What you have to do :: For every line that contains the string "author", pull that line out of the material below.
+===+
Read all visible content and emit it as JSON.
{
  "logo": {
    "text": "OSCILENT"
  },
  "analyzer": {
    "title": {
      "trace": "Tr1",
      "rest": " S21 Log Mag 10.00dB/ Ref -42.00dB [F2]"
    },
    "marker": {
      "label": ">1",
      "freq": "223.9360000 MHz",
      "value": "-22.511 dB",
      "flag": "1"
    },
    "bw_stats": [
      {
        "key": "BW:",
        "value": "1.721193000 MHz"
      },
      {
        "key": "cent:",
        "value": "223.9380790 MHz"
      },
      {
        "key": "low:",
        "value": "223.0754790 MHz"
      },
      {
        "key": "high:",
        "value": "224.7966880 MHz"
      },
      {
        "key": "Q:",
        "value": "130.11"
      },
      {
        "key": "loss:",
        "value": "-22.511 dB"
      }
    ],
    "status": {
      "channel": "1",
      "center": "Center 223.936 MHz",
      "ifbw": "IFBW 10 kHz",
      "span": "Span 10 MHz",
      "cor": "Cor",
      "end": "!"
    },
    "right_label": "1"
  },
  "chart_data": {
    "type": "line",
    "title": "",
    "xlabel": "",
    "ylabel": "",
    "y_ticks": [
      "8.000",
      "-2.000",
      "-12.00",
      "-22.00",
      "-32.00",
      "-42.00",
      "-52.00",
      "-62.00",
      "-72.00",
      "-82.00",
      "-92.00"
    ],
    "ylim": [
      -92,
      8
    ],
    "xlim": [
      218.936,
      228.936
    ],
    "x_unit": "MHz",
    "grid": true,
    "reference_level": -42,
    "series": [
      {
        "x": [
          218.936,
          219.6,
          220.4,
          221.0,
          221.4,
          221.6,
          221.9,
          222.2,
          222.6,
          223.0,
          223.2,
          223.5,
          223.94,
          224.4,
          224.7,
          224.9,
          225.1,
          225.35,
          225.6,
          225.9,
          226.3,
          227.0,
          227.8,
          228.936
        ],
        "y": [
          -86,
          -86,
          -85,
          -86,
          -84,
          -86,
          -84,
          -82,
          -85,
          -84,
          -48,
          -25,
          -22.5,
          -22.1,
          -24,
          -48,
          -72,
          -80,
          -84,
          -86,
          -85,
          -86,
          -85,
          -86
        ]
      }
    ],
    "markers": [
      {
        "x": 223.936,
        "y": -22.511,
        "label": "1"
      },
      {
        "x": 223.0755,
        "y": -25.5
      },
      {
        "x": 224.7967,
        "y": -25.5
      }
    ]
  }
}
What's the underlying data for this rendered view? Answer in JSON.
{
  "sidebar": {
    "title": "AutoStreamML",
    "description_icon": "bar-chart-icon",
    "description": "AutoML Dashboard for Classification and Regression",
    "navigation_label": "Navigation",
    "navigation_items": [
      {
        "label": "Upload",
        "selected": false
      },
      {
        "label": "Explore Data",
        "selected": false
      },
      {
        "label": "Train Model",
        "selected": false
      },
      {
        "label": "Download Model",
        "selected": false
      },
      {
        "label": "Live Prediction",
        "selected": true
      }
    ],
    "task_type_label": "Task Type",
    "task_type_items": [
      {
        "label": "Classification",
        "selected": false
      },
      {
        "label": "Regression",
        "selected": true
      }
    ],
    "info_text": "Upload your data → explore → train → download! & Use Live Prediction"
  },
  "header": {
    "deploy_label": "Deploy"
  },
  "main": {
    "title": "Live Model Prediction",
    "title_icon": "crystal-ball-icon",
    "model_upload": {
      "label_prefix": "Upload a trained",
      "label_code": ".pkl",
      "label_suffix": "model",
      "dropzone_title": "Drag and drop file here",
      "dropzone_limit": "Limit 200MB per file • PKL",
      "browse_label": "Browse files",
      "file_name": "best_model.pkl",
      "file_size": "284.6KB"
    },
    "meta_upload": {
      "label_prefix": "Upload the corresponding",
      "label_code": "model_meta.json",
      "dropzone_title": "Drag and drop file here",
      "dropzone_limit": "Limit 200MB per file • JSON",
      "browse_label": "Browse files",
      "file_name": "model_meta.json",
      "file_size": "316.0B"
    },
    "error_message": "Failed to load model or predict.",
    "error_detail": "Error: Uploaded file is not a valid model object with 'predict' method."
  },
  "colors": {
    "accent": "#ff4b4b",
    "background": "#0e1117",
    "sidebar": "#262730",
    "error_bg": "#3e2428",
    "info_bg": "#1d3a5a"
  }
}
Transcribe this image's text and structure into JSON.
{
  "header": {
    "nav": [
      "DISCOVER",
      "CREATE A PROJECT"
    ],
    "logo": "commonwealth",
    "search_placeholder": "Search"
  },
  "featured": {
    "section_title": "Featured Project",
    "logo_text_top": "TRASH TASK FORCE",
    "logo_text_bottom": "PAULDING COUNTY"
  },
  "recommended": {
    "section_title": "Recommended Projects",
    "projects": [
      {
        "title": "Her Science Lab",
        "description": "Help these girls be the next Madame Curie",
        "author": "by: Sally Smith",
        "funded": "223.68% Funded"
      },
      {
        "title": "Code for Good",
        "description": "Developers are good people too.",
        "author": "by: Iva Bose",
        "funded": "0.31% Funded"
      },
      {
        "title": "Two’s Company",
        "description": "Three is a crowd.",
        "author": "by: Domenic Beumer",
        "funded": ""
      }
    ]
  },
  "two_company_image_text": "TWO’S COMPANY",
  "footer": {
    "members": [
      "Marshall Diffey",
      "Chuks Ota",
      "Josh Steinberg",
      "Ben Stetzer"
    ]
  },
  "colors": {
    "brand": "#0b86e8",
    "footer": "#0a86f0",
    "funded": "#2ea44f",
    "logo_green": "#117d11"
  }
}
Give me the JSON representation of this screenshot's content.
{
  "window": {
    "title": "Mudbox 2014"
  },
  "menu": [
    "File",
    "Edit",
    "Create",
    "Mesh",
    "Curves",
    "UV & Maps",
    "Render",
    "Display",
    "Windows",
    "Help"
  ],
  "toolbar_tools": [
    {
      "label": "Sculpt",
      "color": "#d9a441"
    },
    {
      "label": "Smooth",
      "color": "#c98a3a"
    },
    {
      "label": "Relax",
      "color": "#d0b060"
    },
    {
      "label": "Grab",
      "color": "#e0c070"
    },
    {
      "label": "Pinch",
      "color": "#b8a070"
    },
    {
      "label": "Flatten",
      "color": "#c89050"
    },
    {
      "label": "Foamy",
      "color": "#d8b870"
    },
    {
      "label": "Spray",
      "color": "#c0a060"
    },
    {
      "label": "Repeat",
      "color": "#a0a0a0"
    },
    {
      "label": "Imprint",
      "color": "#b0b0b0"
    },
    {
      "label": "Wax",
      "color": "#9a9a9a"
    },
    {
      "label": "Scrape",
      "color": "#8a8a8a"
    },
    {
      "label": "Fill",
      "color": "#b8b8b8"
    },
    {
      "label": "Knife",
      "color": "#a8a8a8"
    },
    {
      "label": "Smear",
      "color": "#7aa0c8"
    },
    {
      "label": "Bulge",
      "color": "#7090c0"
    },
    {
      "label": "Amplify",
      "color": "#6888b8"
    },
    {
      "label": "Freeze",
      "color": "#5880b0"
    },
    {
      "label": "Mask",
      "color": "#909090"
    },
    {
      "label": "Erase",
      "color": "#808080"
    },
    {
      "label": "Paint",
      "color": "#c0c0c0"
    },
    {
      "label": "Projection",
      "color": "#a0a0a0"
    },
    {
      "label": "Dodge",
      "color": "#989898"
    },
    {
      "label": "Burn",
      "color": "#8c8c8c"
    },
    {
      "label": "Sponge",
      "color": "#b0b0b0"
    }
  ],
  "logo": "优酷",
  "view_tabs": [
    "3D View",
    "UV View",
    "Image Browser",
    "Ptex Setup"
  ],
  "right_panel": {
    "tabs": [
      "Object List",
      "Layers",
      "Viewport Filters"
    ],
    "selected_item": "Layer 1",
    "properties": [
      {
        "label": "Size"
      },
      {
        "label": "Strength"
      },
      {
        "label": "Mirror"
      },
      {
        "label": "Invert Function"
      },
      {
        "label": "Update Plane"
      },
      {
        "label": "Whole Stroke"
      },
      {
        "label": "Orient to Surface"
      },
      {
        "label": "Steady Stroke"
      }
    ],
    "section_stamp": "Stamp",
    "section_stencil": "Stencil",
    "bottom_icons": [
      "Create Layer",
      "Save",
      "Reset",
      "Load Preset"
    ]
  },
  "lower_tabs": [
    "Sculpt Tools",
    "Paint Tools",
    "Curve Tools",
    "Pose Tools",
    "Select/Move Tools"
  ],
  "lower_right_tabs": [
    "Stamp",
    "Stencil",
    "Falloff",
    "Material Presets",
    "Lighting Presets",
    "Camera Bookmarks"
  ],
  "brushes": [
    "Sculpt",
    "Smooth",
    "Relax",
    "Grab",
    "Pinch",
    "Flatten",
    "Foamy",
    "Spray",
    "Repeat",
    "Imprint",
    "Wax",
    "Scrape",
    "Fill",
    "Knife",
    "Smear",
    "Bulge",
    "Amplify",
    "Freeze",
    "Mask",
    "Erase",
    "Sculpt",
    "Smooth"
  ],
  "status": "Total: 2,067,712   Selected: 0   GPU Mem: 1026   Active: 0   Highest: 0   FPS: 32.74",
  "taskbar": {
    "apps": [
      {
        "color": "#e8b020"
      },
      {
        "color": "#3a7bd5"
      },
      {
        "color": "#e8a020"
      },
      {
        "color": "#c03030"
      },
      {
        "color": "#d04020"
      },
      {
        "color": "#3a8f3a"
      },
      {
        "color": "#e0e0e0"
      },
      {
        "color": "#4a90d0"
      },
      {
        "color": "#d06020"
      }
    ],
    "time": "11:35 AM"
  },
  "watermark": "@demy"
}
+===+
Solution below ::
        "author": "by: Sally Smith",
        "author": "by: Iva Bose",
        "author": "by: Domenic Beumer",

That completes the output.